§ Required work
A single number is required: the count of lines in the entries below that include the word "title".

[Entries from a dataset of interfaces]
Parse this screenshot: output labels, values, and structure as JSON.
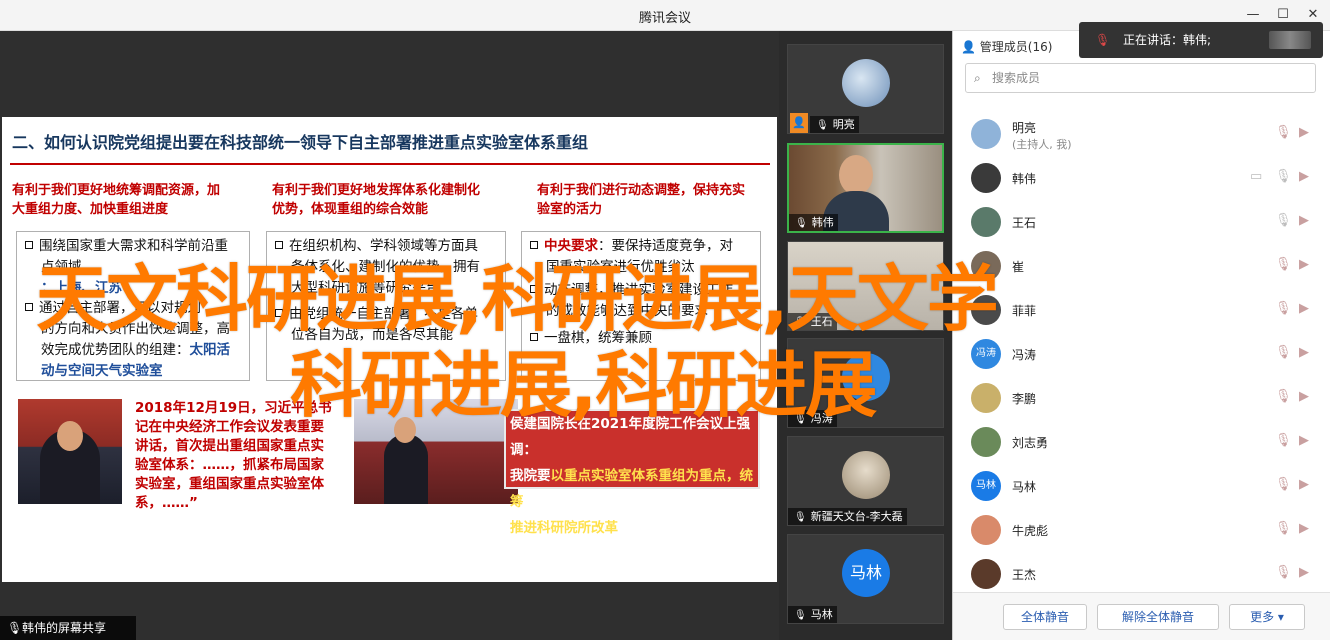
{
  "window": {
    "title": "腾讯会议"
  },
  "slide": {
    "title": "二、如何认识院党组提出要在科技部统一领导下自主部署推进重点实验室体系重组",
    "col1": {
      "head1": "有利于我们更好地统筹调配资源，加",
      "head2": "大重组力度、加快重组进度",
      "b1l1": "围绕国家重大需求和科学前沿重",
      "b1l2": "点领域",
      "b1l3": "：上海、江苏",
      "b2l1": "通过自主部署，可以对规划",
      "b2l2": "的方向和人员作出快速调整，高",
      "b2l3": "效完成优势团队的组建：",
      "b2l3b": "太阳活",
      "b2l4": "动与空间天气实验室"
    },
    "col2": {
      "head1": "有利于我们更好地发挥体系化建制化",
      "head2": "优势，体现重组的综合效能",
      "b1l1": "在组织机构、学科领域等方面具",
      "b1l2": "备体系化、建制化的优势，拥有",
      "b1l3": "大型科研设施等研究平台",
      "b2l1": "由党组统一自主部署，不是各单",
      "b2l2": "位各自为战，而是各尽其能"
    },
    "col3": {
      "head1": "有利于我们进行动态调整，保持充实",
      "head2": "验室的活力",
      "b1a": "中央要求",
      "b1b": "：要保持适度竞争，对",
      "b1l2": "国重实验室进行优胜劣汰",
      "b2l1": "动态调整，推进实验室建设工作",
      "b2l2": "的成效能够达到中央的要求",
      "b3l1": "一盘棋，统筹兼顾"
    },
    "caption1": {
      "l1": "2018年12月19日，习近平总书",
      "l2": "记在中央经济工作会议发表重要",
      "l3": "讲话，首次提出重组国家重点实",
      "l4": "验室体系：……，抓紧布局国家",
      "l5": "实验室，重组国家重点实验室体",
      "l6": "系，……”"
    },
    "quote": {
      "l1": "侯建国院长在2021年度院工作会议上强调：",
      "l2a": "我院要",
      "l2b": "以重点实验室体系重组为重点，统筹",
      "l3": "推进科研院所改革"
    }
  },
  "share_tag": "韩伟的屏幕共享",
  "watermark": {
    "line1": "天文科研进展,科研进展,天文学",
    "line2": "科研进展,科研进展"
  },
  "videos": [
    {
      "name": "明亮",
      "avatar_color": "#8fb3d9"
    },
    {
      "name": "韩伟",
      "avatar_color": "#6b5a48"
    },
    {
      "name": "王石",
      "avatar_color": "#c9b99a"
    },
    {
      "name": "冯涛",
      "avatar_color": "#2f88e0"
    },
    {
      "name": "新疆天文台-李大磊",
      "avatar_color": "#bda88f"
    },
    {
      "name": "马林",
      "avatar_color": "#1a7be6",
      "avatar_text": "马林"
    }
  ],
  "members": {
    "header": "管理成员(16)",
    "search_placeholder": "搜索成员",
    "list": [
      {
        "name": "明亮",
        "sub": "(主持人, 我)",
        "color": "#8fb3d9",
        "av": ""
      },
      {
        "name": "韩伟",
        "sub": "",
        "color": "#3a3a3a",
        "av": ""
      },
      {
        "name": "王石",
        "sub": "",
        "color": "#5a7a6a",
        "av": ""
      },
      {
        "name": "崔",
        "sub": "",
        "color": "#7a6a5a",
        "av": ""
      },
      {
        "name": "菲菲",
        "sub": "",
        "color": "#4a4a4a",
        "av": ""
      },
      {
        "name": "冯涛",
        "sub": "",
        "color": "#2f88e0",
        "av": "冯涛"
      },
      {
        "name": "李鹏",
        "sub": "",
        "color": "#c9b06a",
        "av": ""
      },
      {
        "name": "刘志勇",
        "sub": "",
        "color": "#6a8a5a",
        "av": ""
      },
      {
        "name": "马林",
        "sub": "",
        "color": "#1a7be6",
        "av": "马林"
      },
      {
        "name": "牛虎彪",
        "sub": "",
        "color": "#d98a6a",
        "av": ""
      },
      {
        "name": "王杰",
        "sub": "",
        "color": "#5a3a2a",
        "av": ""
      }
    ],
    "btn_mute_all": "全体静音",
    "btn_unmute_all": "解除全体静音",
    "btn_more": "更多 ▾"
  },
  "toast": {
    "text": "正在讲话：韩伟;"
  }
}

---

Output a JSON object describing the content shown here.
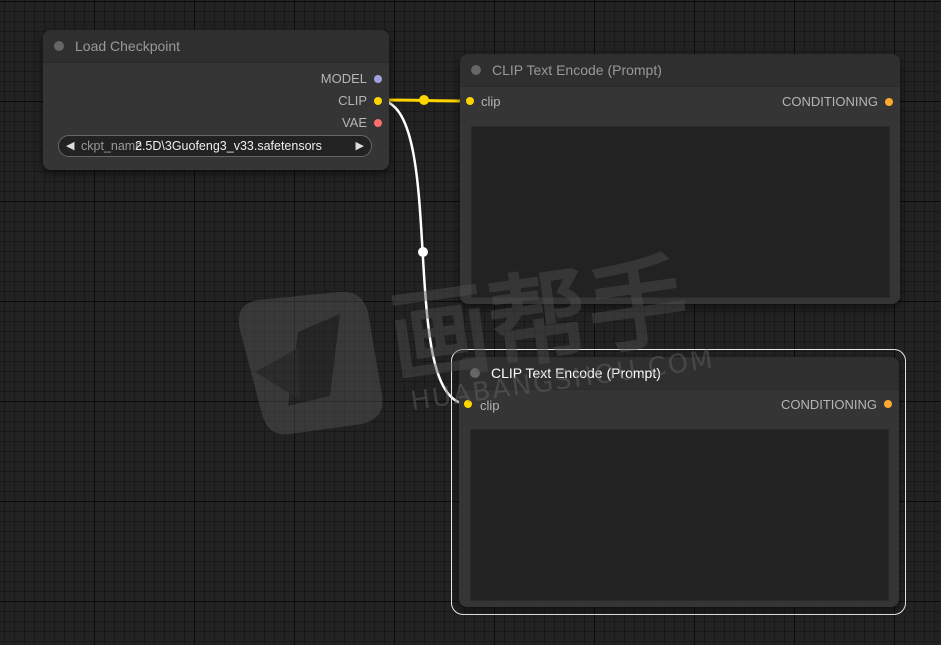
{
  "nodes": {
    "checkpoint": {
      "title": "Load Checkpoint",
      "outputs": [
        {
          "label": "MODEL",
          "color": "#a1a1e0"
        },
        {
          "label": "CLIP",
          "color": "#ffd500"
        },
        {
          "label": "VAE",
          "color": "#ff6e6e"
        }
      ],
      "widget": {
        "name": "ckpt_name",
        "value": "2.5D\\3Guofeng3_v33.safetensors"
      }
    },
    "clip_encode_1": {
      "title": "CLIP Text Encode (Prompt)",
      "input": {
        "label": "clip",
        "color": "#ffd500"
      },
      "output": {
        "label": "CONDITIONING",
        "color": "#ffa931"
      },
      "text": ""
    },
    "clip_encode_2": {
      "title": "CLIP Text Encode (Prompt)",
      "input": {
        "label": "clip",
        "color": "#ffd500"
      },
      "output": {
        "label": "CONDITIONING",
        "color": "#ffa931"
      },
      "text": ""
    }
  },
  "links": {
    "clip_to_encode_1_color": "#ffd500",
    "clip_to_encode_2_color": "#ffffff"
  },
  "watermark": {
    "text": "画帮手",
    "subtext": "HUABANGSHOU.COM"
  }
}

§ Response box
5